[Opening Information supplied section]

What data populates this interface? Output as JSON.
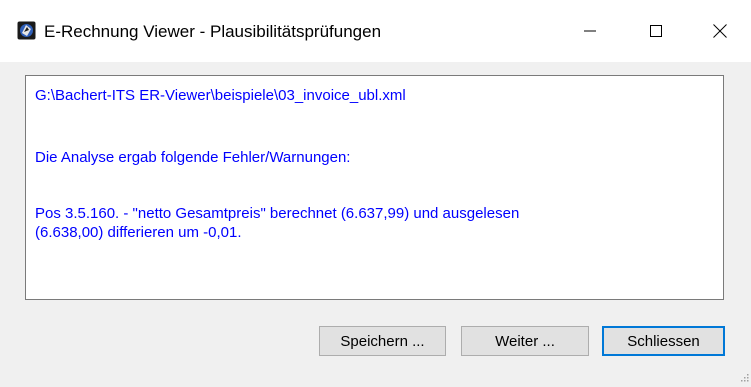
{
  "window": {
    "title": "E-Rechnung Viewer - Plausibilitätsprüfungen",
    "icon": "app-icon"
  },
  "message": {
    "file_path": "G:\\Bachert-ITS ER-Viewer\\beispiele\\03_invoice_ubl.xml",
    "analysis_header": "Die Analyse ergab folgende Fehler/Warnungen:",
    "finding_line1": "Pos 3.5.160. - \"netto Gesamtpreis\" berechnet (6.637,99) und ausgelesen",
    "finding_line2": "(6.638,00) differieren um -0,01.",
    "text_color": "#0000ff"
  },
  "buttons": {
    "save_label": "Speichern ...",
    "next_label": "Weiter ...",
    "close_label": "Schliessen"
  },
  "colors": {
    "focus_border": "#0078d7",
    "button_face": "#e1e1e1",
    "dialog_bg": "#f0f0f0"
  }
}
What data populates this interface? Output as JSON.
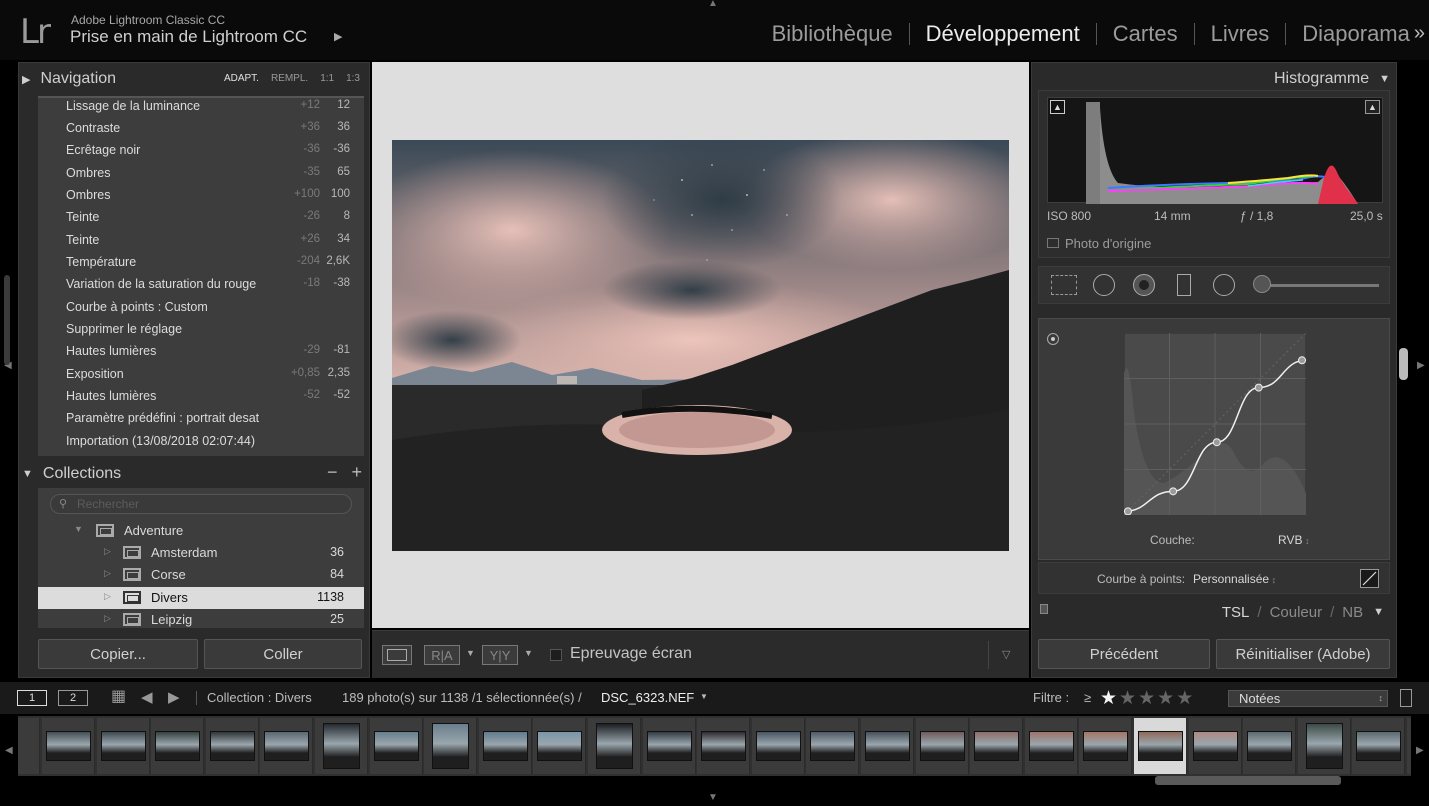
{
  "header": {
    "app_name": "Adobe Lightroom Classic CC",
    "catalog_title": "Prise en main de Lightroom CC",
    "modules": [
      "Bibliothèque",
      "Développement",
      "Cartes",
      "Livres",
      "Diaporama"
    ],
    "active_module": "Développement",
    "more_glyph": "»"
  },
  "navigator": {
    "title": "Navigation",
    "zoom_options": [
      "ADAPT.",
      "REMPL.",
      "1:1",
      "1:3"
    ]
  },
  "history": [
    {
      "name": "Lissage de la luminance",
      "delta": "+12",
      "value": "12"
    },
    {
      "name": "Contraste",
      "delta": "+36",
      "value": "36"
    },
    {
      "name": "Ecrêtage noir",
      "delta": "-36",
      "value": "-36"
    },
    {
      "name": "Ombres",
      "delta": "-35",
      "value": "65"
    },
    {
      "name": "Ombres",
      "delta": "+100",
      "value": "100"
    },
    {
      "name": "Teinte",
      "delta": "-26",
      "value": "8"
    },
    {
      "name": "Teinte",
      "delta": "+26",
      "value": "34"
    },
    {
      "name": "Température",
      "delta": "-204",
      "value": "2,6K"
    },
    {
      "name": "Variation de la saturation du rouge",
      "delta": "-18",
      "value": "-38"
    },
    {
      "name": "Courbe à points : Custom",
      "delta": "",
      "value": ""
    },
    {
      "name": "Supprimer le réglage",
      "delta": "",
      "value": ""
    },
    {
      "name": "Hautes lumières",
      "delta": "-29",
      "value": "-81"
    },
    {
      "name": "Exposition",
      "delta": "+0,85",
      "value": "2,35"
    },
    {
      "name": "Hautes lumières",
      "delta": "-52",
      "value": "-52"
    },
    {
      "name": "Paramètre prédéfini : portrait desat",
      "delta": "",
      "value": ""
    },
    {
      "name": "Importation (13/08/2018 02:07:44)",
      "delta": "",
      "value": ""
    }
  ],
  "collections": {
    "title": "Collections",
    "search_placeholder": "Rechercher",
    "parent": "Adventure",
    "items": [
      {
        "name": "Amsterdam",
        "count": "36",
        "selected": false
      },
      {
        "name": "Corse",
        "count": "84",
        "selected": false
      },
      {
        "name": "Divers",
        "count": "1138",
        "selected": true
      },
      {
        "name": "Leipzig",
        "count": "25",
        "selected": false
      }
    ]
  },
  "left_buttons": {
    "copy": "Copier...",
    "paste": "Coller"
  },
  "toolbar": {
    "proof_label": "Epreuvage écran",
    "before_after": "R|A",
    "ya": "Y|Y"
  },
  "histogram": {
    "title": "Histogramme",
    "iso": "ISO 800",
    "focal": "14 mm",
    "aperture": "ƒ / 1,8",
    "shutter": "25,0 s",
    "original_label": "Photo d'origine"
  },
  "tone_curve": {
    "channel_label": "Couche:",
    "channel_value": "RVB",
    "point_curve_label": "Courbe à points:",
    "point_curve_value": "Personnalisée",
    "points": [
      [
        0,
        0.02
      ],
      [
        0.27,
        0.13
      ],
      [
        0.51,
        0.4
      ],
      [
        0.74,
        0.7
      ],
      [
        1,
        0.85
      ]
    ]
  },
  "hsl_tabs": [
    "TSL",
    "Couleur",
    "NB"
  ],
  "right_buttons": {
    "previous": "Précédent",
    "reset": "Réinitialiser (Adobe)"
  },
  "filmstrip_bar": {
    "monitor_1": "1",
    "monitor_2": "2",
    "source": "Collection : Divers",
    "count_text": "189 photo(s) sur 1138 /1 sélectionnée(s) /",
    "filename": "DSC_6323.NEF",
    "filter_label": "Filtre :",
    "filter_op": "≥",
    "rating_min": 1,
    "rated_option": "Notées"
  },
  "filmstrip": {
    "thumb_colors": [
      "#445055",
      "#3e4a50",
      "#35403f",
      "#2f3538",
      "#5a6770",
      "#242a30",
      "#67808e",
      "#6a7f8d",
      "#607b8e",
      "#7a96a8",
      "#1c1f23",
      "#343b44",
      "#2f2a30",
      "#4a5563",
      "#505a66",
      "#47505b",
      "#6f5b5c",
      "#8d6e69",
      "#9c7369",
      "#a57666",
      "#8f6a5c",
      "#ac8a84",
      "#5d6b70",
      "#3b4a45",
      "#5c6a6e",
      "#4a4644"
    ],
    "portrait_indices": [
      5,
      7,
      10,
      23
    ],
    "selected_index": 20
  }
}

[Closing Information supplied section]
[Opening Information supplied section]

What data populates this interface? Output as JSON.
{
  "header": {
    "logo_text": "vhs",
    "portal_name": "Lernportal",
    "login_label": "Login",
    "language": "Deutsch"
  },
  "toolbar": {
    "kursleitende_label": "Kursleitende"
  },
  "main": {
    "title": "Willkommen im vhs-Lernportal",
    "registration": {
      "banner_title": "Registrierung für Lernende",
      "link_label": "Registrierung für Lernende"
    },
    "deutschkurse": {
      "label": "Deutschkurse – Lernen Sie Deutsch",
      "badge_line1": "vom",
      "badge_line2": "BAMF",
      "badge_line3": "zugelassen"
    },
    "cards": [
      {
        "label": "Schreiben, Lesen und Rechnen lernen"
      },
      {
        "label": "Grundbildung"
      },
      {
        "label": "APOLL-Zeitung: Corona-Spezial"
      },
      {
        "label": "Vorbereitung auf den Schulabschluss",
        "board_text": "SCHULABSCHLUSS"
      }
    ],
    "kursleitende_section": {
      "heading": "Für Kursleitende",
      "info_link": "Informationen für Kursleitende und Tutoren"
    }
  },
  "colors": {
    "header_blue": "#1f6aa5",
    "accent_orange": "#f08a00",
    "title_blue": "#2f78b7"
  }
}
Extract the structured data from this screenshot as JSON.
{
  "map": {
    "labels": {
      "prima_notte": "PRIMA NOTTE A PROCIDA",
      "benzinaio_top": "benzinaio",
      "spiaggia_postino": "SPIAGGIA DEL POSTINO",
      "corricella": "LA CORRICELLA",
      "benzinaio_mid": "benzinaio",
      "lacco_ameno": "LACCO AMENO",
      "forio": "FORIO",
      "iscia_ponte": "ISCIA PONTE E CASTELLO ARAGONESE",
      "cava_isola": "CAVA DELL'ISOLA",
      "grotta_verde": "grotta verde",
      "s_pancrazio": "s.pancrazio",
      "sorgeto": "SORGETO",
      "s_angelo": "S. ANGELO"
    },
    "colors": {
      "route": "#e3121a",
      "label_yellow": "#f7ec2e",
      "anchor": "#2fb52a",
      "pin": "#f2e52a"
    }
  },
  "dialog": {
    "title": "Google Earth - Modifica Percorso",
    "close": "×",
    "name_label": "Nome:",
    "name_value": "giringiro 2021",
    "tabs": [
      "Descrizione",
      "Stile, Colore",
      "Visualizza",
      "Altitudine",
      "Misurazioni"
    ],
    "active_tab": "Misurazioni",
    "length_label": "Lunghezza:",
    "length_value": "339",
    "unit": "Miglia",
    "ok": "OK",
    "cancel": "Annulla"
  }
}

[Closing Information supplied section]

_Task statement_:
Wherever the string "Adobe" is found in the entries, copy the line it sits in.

_The completed task_:
    "app_name": "Adobe Lightroom Classic CC",
    "reset": "Réinitialiser (Adobe)"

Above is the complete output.